California Nurse Discovers Premature Baby She Cared for 28 Years Ago Is Now Her Colleague
"Meeting Vilma showed me the dedication and love she has for her career," Brandon Seminator told ITV
Twenty-eight years ago, neonatal intensive care nurse Vilma Wong cared for a premature baby, Brandon Seminatore, who weighed only 2 lbs., and 6 oz.
Since then, she’s seen tens of thousands of babies come through the unit, The Mercury News reports, but never forgot about him, even when she came face-to-face with him as an adult at Lucile Packard Children’s Hospital in Palo Alto, California.
Last month, according to the newspaper, Wong was at work when she saw a second-year pediatric resident in blue scrubs near one of the incubators.

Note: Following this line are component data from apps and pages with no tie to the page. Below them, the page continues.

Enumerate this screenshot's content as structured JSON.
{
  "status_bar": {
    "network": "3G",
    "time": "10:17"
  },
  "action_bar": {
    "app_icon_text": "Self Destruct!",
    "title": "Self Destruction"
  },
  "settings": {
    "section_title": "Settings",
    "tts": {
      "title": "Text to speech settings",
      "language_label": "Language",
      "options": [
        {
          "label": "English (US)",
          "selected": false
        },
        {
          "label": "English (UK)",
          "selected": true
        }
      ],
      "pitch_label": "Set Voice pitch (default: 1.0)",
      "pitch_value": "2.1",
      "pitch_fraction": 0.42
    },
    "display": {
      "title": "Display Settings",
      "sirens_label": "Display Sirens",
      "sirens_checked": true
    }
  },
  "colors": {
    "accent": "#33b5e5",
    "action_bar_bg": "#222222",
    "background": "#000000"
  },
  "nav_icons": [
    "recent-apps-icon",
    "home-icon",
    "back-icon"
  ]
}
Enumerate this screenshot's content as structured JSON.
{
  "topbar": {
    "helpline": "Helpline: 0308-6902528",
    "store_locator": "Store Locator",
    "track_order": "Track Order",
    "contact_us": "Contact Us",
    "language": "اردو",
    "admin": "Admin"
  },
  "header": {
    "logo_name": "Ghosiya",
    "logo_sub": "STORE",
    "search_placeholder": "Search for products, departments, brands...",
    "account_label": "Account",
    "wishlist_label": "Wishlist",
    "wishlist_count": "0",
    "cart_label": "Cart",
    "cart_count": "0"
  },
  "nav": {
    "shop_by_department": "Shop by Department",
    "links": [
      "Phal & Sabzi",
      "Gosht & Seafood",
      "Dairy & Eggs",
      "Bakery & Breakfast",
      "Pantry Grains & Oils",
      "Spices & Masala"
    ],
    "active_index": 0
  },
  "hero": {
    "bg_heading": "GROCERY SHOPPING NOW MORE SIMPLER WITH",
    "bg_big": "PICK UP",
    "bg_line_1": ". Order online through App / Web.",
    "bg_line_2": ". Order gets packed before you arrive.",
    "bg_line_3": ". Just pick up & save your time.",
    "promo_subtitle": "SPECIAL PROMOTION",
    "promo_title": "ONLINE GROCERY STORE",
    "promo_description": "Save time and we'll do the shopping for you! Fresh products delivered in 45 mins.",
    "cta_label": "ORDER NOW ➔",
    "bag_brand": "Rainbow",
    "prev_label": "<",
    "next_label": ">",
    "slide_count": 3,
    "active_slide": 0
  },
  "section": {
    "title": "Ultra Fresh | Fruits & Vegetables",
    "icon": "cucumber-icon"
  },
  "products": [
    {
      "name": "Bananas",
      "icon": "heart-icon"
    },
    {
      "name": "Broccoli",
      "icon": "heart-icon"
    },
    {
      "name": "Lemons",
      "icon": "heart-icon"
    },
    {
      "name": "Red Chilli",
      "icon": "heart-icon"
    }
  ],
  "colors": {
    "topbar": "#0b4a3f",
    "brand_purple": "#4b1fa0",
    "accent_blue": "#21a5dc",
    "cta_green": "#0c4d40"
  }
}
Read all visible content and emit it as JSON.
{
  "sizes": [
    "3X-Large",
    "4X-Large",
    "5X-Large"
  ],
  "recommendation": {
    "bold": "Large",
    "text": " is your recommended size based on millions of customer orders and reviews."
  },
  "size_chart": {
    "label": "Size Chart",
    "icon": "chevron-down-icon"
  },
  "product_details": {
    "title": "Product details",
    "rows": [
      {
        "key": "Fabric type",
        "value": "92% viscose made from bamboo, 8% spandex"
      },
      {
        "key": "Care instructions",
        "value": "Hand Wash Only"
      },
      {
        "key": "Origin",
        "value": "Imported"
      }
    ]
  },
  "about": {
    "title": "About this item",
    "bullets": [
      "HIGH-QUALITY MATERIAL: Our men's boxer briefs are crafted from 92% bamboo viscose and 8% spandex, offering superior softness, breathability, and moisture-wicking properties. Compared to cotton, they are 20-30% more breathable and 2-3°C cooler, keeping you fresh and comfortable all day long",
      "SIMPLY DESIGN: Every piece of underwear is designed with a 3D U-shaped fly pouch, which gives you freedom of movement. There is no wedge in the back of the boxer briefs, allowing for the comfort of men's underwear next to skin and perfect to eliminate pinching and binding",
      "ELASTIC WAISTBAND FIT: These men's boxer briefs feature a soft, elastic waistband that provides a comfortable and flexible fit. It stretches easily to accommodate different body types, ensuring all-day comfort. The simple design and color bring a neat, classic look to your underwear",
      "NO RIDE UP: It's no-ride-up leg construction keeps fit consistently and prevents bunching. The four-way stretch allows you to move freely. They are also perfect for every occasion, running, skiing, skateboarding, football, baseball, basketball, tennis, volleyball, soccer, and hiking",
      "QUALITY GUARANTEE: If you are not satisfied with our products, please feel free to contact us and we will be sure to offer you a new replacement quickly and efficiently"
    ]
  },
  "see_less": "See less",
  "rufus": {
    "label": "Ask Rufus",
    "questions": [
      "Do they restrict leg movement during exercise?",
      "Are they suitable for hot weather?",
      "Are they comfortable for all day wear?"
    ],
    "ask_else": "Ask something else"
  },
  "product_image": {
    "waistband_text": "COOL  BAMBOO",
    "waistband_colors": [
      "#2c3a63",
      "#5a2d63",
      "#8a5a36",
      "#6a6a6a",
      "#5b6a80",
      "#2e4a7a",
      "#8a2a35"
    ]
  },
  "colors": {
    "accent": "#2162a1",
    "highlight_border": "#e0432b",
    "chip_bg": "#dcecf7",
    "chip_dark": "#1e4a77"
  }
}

She asked him who he was.
When the doctor told her his name, it “sounded very familiar,” she told The Mercury News.
“I kept asking where he was from and he told me that he was from San Jose, California, and that, as a matter of fact, he was a premature baby born at our hospital,” said Wong, 54. “I then got very suspicious because I remember being the primary nurse to a baby with the same last name.”
When she asked him if his dad was a police officer, their special connection immediately became clear.
“There was a big silence,’’ she said, “and then he asked if I was Vilma.’’
Seminatore told the news outlet that “meeting Vilma was a surreal experience.”
He added: “She cares deeply for her patients, to the point that she was able to remember a patient’s name almost three decades later.”
After the hospital posted their reunion story on Facebook, it was shared over 4,000 times.
Wong told ITV news that she was “in shock initially, but overjoyed to know that I took care of him almost 30 years ago and now he’s a pediatric resident to the same population he was part of when he was born.”
Seminatore, 28, told The Mercury News that after he reunited with Wong, he texted his parents. His dad, retired San Jose police officer David Seminatore, then dug up the photo of Wong holding his baby boy — who had just had his breathing tube removed — in the NICU.
“As a nurse,’’ Wong told the newspaper about seeing Seminatore again, “it’s kind of like your reward.’’